As businesses have dealt with the impact of the global pandemic – moving from reaction through to resilience, and recovery - the list of issues to consider to keep their business going is long and varied. From capital and liquidity issues to workplace health and safety, cyber security, to remote working and changing customer behavior, COVID-19 is presenting challenges on many fronts. But when we asked CEOs in the KPMG 2020 CEO Outlook COVID-19 Special Edition about the greatest risk to their growth over the next three years, their response pointed to what they are focusing on in the new reality and it was very different than what they believed at the beginning of the pandemic.
In January and February this year, at a time when no one knew what the full impact of COVID-19 would have on the global economy, we asked CEOs what are their top risks to growth over the next 3 years. Climate change, return to territorialism and cyber security topped the list. However, when we asked the same question 6 months later, when leaders now are turning their minds to how their business will grow in the new reality, ‘talent risk’ moved from 11th to the #1 risk to growth.

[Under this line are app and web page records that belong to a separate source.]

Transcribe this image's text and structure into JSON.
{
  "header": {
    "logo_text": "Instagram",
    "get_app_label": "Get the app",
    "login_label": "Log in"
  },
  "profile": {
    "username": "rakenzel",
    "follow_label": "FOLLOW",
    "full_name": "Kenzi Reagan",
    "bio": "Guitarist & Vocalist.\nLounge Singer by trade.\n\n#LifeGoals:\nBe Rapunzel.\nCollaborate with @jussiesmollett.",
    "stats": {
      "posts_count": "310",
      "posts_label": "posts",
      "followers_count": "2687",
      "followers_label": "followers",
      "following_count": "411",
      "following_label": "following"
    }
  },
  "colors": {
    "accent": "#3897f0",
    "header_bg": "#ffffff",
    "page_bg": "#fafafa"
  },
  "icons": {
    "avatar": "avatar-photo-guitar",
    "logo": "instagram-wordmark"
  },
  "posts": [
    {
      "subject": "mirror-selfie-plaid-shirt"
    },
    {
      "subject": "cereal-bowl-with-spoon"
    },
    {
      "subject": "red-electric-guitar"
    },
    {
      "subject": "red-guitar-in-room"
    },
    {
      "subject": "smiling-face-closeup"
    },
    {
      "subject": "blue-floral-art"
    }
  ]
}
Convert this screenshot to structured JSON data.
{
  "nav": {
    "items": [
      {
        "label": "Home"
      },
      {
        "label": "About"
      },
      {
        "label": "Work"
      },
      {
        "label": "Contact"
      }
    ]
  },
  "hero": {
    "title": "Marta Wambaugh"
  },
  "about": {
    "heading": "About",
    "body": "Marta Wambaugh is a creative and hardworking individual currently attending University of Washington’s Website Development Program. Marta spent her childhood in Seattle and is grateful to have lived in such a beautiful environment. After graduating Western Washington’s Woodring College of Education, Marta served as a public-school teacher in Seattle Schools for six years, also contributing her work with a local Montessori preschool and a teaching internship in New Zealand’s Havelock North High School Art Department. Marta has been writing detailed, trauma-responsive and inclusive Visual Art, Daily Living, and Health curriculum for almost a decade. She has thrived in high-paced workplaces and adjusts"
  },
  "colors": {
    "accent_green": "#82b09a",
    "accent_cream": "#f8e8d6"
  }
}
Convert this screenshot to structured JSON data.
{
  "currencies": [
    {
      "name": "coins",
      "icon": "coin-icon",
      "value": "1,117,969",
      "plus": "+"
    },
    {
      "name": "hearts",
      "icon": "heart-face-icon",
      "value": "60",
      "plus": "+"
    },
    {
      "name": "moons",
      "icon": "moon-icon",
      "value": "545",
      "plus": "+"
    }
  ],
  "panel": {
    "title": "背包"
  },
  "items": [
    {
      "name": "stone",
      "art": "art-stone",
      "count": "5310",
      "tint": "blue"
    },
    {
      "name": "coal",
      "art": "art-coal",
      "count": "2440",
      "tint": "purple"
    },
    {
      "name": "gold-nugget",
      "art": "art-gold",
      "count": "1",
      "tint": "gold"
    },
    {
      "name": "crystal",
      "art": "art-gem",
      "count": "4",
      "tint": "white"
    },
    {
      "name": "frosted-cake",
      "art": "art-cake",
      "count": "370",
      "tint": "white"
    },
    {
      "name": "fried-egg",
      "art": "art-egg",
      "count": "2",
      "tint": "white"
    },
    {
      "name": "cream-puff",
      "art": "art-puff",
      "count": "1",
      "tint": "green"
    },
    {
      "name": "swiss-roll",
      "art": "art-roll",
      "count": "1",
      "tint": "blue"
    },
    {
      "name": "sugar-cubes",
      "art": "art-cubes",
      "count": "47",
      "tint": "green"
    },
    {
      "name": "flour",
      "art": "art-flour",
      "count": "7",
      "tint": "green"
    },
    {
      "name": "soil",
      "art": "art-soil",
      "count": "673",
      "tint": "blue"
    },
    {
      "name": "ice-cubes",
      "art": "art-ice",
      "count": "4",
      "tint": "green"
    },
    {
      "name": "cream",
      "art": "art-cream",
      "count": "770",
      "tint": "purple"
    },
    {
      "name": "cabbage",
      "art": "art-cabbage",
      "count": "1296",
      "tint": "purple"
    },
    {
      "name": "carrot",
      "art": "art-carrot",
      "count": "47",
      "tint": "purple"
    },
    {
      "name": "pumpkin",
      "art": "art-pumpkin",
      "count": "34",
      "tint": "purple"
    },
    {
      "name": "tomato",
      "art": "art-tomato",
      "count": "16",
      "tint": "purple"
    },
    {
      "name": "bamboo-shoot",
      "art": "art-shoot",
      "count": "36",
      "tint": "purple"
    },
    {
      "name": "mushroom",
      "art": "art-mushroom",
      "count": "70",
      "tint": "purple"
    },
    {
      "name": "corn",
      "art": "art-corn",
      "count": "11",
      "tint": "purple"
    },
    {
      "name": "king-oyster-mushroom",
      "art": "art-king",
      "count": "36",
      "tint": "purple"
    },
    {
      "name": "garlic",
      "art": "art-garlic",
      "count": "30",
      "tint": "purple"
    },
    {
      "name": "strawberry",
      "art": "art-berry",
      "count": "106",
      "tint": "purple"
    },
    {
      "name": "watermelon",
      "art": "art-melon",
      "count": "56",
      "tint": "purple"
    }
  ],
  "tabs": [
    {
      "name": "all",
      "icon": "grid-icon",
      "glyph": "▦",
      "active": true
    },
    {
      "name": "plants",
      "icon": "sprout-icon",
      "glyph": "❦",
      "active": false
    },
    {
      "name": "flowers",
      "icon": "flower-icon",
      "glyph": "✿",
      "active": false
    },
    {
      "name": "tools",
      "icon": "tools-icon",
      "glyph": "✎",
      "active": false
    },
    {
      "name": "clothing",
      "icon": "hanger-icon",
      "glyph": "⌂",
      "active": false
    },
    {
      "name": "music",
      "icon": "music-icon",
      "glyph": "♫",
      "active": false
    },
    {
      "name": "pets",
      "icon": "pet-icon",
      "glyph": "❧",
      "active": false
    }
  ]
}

There are a number of elements that can fall under “talent risk” especially in the context of the new reality. When we look at the workplace of the future, I think most businesses will have to have, or very quickly plan to put in place, the necessary measures required to keep their employees safe. Retention of key talent is an obvious risk and failure to provide a working arrangement that suits the individual needs and wants of employees (e.g. working remotely versus commuting into an office everyday) might cause them to seek opportunities elsewhere. As businesses re-tool their operating models, adjusting to their new reality, what new skills are needed and how are businesses going to get them? If a business has to transfer tasks currently done elsewhere in the world, moving it on-shore, are you going to be able to find the right skills and talent? It is no wonder this has risen to the top of the list of concerns for future.
However, it would be wrong to look at risks to growth as a sequential ranking. Just because one risk is addressed before others does not mean the others on the list are not a major concern of CEOs and other business leaders. Looking at the top five risks to growth over the next 3 years --supply chain risk, return to territorialism, climate change and cyber security -- are all burning issues that are requiring the attention of leadership as they plan for the new reality. For example, 65 percent of CEOs in the CEO Outlook said that their ability to manage climate related risks will be a key factor in keeping their jobs over the next five years. All of the risks will need to be addressed and soon, however, talent seems to be the most pressing threat to growth.
Business leaders are clearly looking at how to best position their companies in the new reality, with the assumed goal of maximizing their growth. If growth is the fuel of business, then talent will be the spark necessary for business to be successful in the new reality.